CHESTCOVID-19: Voices From the CommunityA Picture Is Worth a Thousand Words

A Picture Is Worth a Thousand Words: Using Storyboards to Humanize the COVID-19 ICU Experience

By: Jennifer LaCoss, MD

In medicine, we value the connections that we forge with our patients as we walk alongside them—getting to know them, understand them, and learn what they value and how they live. In the ICU, when patients are unable to speak for themselves, a close substitute may be a spouse, family member, or friend at the bedside. Day by day, they weave together pieces of the fabric of their loved one’s life, telling us cherished stories and details that are important for us to know as we care for people.

As a palliative care physician, I hold tremendous value in these encounters with patients and families. They tell me they were not always the frail, chronically ill person in the ICU, but once a strong, vibrant marathon runner, farmer, or teacher; they explain what they enjoy and how their days were spent. The families also tell a narrative of hobbies, holidays, and milestones. As caregivers and clinicians, we remember these elements and craft a meaningful plan for each patient. It may be as simple as turning on the TV to a favorite show or as critical as knowing that they hope to live long enough to see a child get married.

The COVID-19 pandemic has dramatically changed the landscape of how we care for our patients. This virus has raged on, forcing hospitals to lock down in an effort to stem the rising tide. Gone are the days when I could sit next to an intubated person in the ICU, learning about my patient from family members or friends. Hospital systems have determined that it is no longer safe for visitors to be present hour by hour, day by day.

Proning has become a core part of care for patients with lungs ravaged by COVID-19. Laying a patient on their stomach further dehumanizes them and limits the opportunity to see and know them. It has become routine to round on room after room, with patients laying on their stomachs, indistinguishable from the human in the next room. Dehumanization is followed by demoralization of the care teams, who show up to fight for these patients every day. Vital signs and labs are still there, but the narratives, birthdays, anniversaries, worries, and hopes are starkly absent. Phone conversations with loved ones help, but are poor substitutes.

As we navigate this changed landscape, we must find other ways to create connections with our patients. One way is to recruit family and friends to provide those narrative elements and create a storyboard. This is an elegantly simple solution to a complicated problem. A storyboard can contain those important things that a patient might want us to know and also provide an opportunity to feature photos of the patient.
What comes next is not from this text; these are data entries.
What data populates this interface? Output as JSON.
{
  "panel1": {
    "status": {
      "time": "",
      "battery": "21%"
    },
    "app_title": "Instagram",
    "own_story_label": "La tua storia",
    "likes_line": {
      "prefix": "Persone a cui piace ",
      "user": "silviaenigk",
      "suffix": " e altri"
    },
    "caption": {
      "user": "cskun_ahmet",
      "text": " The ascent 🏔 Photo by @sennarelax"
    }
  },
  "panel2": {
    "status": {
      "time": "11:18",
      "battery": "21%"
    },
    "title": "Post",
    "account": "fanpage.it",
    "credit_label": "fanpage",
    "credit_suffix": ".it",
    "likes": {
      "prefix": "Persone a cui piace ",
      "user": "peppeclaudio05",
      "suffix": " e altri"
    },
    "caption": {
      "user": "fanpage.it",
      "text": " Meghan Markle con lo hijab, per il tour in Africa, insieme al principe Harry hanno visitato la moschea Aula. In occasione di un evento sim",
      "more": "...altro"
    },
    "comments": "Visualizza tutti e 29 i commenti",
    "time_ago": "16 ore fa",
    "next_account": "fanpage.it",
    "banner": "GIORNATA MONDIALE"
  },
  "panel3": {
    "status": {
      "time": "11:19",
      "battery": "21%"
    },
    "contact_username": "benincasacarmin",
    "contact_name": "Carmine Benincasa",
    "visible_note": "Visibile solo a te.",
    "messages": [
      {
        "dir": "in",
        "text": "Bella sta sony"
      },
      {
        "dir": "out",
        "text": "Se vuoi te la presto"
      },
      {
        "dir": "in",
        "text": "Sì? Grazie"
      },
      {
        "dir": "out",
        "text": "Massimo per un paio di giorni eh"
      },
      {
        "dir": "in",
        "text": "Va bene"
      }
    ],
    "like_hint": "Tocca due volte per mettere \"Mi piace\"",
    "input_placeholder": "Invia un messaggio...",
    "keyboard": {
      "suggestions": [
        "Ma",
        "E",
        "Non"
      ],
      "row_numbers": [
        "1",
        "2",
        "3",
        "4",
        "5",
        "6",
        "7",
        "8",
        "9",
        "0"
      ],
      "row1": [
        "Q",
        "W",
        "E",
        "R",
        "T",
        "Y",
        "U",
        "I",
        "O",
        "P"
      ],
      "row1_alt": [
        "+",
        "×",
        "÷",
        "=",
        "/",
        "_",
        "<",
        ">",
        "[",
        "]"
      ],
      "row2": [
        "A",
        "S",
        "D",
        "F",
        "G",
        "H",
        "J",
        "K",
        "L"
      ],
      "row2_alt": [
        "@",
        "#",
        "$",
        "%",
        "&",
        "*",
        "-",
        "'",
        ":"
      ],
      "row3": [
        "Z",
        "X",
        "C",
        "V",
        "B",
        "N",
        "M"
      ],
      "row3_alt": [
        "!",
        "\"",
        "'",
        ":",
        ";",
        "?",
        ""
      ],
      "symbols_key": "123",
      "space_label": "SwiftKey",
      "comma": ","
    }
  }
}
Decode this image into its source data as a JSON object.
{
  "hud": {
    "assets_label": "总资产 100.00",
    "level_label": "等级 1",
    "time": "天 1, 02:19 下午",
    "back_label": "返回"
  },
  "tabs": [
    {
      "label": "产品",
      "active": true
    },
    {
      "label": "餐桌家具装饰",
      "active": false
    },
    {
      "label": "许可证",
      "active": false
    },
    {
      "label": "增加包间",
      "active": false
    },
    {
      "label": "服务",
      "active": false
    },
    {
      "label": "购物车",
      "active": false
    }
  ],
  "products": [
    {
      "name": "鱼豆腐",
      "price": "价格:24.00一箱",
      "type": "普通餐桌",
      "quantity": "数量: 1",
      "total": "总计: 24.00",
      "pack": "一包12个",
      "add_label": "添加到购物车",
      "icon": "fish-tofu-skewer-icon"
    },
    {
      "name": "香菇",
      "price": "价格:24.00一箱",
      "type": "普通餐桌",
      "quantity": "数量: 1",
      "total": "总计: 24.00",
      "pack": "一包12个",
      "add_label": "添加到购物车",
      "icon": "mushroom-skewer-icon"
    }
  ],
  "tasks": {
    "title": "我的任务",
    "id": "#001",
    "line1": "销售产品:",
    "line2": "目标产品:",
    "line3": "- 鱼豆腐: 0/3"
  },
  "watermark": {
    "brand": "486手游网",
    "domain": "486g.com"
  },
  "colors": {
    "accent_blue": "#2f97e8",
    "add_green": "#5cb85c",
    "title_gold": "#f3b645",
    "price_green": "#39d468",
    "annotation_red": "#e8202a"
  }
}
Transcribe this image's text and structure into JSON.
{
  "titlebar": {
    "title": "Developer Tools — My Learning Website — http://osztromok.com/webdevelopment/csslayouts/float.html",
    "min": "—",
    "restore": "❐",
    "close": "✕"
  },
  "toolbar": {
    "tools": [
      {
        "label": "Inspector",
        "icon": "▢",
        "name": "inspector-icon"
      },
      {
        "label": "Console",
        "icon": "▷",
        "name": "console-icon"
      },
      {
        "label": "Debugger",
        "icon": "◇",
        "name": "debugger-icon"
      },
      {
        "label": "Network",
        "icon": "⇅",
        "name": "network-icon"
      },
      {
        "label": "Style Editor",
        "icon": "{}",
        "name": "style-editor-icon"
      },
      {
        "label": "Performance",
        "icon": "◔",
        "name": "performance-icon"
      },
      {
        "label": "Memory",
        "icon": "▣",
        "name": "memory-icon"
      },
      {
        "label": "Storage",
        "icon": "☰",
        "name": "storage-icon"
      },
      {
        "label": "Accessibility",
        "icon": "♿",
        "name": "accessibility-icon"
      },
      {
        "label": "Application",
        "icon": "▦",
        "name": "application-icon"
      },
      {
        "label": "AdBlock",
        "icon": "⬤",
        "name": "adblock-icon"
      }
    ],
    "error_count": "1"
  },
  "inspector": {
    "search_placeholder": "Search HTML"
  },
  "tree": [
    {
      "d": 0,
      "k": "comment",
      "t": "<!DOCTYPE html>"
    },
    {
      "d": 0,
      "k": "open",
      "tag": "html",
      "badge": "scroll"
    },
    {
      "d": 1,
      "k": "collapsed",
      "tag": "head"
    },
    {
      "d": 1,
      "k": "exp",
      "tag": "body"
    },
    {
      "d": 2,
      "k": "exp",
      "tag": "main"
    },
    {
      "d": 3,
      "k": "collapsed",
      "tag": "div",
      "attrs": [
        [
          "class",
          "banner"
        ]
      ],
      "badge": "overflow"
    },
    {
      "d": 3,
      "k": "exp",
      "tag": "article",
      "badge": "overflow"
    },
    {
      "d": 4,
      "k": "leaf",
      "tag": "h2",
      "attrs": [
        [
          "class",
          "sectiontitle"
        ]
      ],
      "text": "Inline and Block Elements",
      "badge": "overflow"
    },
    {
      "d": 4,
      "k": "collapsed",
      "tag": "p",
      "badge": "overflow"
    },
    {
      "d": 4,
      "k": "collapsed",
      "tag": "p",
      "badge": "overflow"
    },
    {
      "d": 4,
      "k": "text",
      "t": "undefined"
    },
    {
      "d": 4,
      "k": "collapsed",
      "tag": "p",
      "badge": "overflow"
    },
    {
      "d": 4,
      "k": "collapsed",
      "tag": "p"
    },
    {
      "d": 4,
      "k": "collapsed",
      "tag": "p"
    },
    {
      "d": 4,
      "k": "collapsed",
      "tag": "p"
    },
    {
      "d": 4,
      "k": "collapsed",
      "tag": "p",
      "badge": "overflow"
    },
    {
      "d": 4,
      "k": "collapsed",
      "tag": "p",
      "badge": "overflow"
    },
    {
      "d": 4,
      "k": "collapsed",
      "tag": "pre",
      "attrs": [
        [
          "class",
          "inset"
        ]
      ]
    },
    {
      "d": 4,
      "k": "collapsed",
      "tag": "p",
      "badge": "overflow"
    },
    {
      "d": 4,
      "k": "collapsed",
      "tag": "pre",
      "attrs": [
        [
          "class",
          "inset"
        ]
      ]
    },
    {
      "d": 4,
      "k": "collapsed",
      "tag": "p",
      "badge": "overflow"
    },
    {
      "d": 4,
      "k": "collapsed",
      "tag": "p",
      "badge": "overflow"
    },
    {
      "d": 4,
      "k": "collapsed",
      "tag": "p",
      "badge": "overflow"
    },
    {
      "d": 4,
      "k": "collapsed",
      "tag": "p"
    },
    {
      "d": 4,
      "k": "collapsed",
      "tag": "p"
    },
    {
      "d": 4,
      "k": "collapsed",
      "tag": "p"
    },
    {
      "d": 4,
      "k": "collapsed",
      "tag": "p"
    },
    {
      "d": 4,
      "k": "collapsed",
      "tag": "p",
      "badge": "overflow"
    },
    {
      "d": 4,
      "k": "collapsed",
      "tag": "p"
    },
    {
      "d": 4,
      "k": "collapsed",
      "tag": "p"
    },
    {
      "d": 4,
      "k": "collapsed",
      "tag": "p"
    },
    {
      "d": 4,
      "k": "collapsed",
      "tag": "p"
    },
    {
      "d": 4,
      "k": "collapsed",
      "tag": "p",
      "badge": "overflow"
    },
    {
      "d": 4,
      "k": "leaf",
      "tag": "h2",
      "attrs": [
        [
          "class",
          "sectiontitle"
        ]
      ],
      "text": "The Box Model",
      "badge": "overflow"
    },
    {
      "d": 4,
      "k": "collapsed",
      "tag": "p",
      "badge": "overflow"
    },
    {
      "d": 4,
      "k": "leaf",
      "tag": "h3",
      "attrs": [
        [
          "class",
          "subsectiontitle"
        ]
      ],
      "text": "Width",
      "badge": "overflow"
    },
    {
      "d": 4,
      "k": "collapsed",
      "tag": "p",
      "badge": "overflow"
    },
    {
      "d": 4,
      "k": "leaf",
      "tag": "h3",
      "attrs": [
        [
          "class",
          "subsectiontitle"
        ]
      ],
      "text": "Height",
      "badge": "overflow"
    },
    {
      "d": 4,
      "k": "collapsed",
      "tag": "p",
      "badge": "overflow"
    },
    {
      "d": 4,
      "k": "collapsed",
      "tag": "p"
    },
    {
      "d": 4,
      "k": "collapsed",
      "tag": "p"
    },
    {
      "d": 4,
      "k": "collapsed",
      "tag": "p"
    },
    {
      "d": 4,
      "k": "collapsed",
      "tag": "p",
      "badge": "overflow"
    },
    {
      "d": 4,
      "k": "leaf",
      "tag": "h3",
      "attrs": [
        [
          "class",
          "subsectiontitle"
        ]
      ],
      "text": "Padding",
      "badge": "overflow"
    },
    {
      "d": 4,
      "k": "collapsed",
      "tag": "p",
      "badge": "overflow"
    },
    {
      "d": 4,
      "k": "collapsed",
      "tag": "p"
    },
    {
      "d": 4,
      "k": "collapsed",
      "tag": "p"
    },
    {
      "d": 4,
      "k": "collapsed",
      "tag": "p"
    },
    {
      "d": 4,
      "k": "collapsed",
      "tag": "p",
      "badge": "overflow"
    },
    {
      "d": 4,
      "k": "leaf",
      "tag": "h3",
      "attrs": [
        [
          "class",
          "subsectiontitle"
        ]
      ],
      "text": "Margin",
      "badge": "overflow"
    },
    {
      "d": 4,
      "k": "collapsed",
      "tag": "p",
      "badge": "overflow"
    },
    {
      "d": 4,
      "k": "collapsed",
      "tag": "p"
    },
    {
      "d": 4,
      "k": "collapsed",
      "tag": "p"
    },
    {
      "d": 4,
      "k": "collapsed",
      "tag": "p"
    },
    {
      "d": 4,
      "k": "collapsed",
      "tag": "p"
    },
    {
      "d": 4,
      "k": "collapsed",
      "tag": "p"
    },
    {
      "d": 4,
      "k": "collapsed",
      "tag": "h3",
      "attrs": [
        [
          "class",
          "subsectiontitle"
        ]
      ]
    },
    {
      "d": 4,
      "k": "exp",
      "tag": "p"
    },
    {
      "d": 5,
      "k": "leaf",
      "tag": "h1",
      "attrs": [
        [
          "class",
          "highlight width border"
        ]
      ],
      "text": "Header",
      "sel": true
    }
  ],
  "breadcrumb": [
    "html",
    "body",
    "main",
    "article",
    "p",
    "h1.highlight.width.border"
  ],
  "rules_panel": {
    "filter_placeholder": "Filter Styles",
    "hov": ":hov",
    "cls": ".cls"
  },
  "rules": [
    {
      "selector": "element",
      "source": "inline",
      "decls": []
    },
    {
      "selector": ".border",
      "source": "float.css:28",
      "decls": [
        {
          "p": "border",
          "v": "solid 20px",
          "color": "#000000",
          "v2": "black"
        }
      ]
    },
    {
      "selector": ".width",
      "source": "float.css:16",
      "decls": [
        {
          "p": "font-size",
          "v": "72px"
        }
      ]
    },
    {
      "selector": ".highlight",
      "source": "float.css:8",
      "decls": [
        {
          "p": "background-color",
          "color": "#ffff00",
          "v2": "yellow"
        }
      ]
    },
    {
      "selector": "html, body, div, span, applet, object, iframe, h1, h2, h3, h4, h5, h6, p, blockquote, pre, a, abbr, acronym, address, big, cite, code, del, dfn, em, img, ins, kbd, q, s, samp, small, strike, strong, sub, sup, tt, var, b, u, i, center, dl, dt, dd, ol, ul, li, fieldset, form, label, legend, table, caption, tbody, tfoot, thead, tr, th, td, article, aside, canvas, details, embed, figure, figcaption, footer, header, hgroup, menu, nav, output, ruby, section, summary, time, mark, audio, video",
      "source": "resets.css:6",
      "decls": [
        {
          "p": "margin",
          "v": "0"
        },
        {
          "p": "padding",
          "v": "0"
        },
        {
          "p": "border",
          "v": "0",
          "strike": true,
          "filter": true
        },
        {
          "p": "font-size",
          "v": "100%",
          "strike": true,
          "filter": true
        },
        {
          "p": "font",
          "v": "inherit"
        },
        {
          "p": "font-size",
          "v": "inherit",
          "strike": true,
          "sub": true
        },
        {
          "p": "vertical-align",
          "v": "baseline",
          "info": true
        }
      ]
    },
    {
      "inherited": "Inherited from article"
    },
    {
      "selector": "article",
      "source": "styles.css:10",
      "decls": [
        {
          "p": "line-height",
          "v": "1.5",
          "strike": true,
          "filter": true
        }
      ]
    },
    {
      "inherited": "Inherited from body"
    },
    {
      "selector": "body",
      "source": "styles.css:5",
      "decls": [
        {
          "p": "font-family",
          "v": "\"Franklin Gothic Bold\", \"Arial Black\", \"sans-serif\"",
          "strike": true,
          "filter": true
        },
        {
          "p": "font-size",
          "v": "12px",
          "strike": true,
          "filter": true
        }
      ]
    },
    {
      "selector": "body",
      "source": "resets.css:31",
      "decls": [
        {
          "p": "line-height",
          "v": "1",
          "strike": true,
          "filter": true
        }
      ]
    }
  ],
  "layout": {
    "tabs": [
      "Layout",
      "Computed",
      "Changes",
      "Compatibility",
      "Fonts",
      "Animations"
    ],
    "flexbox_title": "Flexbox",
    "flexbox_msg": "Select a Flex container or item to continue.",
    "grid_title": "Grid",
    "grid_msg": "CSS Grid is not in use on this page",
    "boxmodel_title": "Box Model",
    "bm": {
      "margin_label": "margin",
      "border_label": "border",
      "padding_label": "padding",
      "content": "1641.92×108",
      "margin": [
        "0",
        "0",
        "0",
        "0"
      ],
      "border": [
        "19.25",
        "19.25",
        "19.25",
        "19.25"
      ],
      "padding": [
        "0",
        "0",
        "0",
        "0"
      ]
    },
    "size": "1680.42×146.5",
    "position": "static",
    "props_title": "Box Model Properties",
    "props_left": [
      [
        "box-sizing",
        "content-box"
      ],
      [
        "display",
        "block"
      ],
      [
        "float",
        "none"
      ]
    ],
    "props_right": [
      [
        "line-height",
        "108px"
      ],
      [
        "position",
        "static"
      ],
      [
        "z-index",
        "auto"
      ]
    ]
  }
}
The benefits go both ways. Medical teams get to know a patient and see who they are, and family members feel more connected and cared for in the process. Each time I receive information for a storyboard from a family, it is accompanied by gratitude. It reinforces the faith that their loved one is in caring hands and provides a reminder that we are still trying. The storyboards are just as meaningful for staff, offering important details and a glimpse into the life that we are caring for, renewing the sense of connection to our patients. These storyboards provide an anchor in this turbulent storm, reminding us why we show up every day.

Dr. LaCoss would like to recognize Kelly Ferraro, MD, Palliative Medicine Attending at the Denver Health and Hospital Authority, Holly Keyt, MD, FCCP, Medical Director of the Adult Cystic Fibrosis Center at UT Health San Antonio, and Al Gonzalez, Patient Relations at University Hospital in San Antonio, for their support and assistance with this project.

Sample Storyboard

Storyboard sample

Jennifer LaCoss, MD
Jennifer LaCoss, MD, is an Assistant Professor of Medicine at UT Health San Antonio and Medical Director of Palliative Care at University Health System in San Antonio, Texas.